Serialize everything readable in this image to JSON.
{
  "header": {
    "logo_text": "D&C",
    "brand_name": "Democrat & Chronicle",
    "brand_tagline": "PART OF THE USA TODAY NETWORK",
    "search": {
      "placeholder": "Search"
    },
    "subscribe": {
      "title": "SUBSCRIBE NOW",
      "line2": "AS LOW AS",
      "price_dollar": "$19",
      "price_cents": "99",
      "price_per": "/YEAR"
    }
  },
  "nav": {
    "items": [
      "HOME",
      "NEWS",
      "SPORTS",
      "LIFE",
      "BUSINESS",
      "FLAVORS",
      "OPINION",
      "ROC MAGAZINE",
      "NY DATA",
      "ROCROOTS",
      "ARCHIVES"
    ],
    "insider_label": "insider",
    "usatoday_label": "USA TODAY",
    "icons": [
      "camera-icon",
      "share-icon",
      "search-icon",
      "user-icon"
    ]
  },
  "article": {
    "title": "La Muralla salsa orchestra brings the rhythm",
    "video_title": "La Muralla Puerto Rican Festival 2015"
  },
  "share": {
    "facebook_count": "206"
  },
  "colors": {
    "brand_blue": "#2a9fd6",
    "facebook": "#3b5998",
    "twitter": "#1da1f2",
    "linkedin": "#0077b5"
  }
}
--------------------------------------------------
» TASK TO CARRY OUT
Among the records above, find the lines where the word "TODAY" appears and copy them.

» PROBLEM SOLUTION
    "brand_tagline": "PART OF THE USA TODAY NETWORK",
    "usatoday_label": "USA TODAY",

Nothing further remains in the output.